**What the exercise asks:** State how many lines in the listing below hold "JSON", with no other words.

-.-.-

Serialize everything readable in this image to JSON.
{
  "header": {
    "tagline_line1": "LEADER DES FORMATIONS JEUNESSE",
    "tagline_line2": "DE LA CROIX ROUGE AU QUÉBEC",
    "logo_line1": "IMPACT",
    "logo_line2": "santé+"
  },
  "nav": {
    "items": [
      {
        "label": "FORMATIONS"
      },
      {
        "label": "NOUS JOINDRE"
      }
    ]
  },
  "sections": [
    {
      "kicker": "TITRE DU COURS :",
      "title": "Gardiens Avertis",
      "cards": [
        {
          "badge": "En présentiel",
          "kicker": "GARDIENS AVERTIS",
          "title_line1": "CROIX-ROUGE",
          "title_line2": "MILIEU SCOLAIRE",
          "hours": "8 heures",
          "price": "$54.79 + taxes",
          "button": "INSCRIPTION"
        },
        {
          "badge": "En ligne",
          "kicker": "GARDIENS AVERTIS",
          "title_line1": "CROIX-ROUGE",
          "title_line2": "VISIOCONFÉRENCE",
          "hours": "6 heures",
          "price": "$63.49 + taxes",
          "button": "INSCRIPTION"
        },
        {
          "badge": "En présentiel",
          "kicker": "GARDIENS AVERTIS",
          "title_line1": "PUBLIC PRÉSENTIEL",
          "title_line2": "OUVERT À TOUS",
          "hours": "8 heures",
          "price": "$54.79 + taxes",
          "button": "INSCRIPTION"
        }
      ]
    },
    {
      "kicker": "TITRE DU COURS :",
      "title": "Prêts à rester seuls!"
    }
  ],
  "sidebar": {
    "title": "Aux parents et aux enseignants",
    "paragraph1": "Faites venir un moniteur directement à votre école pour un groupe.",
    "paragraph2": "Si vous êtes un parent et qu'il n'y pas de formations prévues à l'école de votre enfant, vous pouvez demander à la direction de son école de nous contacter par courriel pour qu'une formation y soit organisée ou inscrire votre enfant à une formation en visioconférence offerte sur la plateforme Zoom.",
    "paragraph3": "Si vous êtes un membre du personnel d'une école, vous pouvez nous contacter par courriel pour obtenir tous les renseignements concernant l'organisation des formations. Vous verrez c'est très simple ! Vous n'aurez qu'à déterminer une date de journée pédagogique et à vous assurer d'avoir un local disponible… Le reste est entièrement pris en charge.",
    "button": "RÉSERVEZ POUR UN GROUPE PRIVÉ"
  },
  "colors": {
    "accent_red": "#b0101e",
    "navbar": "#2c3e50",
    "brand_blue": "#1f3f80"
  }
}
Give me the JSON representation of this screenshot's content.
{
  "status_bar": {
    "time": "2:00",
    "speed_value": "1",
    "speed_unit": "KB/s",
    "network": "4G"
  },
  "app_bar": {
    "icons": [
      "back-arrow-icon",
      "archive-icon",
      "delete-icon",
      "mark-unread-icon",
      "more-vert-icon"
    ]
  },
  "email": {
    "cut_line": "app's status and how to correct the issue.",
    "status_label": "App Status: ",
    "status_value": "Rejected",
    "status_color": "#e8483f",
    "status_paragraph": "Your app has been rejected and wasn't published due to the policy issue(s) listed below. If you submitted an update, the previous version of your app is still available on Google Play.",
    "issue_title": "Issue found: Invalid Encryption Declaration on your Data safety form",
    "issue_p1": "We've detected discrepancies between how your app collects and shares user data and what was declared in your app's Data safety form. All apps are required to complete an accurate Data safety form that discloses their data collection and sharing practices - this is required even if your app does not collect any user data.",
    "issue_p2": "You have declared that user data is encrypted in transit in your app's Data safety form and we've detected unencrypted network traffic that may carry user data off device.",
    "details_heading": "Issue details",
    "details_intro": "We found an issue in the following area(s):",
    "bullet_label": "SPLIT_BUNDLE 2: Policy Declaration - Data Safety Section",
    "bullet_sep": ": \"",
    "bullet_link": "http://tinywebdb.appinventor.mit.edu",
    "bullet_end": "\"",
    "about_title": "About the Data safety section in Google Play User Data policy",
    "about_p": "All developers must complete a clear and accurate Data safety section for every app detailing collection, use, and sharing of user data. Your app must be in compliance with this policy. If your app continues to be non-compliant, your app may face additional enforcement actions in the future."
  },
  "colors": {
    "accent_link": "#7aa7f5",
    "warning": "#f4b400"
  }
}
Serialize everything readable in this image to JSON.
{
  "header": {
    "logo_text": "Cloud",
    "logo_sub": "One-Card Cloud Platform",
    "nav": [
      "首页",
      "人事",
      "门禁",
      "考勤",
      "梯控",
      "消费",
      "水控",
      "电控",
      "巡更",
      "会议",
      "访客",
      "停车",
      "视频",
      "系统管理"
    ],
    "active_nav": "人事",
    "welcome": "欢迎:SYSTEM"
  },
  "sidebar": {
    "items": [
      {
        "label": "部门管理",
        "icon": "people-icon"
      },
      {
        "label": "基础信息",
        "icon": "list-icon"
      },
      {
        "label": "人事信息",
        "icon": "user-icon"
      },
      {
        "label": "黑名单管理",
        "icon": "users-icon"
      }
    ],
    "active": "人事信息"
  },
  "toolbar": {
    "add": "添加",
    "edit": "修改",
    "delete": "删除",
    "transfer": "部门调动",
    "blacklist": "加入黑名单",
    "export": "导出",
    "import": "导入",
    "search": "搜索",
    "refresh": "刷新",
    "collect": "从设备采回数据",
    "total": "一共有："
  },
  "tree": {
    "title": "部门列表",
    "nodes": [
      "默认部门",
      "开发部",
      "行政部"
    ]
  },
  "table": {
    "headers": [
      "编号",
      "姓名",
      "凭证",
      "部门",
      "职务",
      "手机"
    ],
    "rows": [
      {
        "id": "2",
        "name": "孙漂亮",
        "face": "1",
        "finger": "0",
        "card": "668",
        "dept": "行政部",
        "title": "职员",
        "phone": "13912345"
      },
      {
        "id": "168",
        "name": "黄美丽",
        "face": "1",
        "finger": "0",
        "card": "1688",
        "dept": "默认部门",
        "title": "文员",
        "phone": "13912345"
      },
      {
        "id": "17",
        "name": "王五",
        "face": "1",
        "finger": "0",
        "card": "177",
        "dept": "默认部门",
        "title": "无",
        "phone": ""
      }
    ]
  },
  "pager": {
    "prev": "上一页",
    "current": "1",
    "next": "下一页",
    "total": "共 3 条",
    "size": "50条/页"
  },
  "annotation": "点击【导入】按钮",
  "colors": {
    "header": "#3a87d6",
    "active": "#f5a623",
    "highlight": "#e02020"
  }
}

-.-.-

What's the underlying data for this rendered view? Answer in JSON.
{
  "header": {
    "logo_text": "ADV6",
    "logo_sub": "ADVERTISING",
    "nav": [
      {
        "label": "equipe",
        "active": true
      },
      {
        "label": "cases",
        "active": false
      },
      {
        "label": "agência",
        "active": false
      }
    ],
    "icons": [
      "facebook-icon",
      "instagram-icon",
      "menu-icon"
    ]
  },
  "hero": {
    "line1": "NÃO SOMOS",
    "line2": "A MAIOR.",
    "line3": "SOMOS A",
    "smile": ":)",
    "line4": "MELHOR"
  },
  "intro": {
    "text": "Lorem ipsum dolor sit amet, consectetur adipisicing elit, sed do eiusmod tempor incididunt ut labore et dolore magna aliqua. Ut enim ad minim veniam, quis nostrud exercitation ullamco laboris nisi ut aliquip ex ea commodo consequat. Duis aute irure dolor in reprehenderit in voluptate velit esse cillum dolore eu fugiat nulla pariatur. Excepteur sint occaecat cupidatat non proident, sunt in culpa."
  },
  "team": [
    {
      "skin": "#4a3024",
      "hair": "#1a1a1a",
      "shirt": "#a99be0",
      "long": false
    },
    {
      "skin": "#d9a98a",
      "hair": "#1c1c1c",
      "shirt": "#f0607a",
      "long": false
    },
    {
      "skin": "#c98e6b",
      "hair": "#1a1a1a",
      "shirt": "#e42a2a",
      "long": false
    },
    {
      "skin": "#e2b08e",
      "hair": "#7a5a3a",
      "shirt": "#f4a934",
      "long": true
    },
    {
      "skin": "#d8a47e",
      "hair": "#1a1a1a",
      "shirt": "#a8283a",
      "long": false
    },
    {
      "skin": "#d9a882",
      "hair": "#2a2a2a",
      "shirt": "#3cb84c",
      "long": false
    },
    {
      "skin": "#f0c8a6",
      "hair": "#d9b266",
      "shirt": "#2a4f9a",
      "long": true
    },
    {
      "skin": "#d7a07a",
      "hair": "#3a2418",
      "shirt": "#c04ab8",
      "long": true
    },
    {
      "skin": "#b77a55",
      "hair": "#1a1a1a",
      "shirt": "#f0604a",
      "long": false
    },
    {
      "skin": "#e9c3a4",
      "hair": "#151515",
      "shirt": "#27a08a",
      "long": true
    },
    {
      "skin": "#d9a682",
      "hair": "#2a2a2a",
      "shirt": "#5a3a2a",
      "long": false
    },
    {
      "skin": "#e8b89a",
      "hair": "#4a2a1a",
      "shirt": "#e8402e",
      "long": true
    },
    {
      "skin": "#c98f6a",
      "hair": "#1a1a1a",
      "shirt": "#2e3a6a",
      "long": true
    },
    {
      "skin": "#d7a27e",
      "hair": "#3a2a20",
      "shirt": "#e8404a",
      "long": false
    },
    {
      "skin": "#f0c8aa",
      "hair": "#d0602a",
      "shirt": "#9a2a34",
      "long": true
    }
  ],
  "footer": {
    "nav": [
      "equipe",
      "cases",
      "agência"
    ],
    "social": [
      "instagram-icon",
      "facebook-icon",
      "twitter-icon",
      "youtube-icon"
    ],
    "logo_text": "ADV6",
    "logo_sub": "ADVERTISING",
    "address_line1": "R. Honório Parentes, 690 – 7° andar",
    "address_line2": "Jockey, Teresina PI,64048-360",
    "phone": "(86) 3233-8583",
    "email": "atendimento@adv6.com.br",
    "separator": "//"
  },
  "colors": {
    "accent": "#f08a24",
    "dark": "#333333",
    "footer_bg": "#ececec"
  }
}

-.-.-

**Response to the exercise:** 4